I was lucky enough to be part of the Central European Wayra set-up team - a start-up accelerator for Telefonica O2 - during a two-year secondment as CMO of O2 Slovakia.
At its inception, I was asked to mentor the finalists and found some common traits. While the candidates were bubbling with energy, had a desire to succeed and were enthusiastic, with a large helping of brain-power, only a handful could answer three fundamental questions:
- Why were they in business and what was their purpose?
- What were they going to offer and what customer need was that meeting?
- How were they going to win in the marketplace?
Many could answer fluently what they would offer their customers, and how, but missed the 'why' they were doing so. Or, in simpler terms, what would make their team get out of bed in the morning and why their customers would have a connection with their service.

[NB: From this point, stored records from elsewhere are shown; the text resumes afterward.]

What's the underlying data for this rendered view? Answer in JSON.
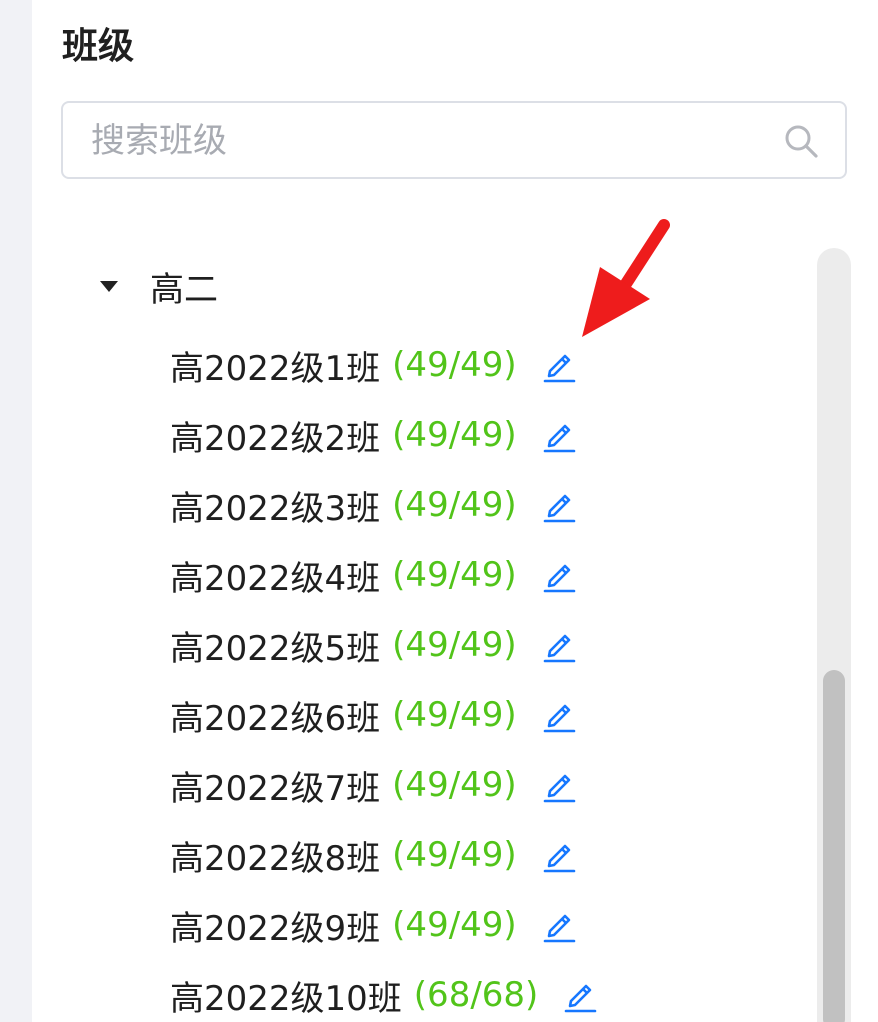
{
  "panel": {
    "title": "班级",
    "search": {
      "placeholder": "搜索班级",
      "value": ""
    }
  },
  "tree": {
    "group": {
      "label": "高二",
      "expanded": true
    },
    "classes": [
      {
        "name": "高2022级1班",
        "count": "(49/49)"
      },
      {
        "name": "高2022级2班",
        "count": "(49/49)"
      },
      {
        "name": "高2022级3班",
        "count": "(49/49)"
      },
      {
        "name": "高2022级4班",
        "count": "(49/49)"
      },
      {
        "name": "高2022级5班",
        "count": "(49/49)"
      },
      {
        "name": "高2022级6班",
        "count": "(49/49)"
      },
      {
        "name": "高2022级7班",
        "count": "(49/49)"
      },
      {
        "name": "高2022级8班",
        "count": "(49/49)"
      },
      {
        "name": "高2022级9班",
        "count": "(49/49)"
      },
      {
        "name": "高2022级10班",
        "count": "(68/68)"
      }
    ]
  },
  "icons": {
    "search": "search-icon",
    "edit": "edit-icon",
    "caret": "caret-down-icon",
    "annotation": "red-arrow-icon"
  },
  "colors": {
    "count": "#52c41a",
    "edit": "#1677ff",
    "arrow": "#ee1c1c"
  }
}
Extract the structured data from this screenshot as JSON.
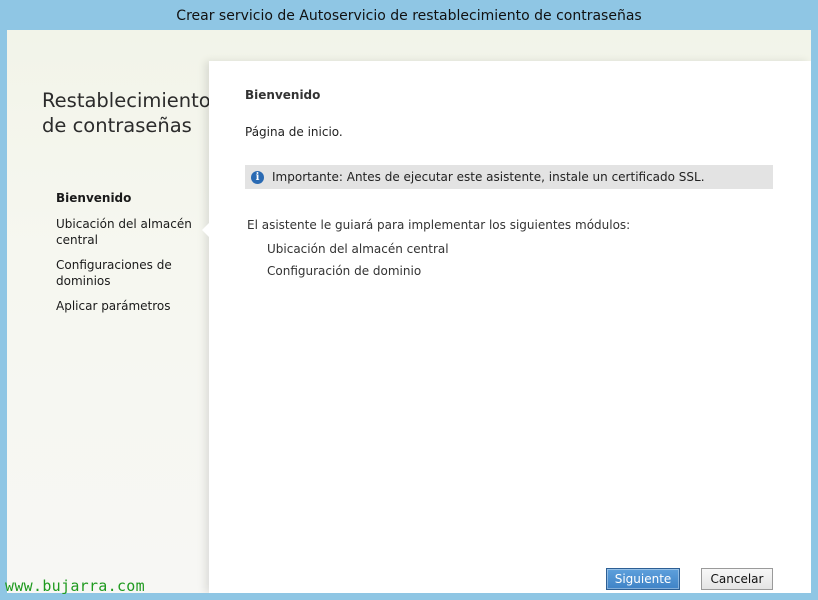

As part of the final pitch, I pushed them to think about all three questions, because I felt it would help move the relationship with their customers from a transactional one to a more emotional one.
I was able to apply this thinking during my time in Slovakia. To start, I looked for key insights. Slovakia is a beautiful country, but one that has been through a lot in the past 40 years and, while Westernisation is here to stay, many of the older generation rarely, if ever, complain, for fear of retribution - a fear rooted in their history. Given this, the big corporations take their customers for granted and a low service level is accepted as the norm.
With a fraction of the budget of my competitors, it was clear that our positioning would be about how we do things differently, because acting as a traditional mobile-phone service wouldn't create any standout.
So our purpose was that we believed that Slovak people were cheated and that Telefonica O2 would make a stand against this common practice (the 'why we were in business' and the movement we wanted to create for our own people). We saw our positioning as challengers in the market, always putting our own customers first (the 'what we stood for'), while offering incredible digital services and experiences was the 'how we were going to win'.
That purpose and positioning helped create real momentum, allowing O2 to achieve double-digit growth in revenue and profits; greater net customer growth than our competitors combined; and the highest internal and customer satisfaction scores across the Telefonica Group.
'What's your purpose?' is a tough question to answer, but one that, I believe, is essential if you want your start-up to have any emotional relationship with its own people and, more importantly, its customers.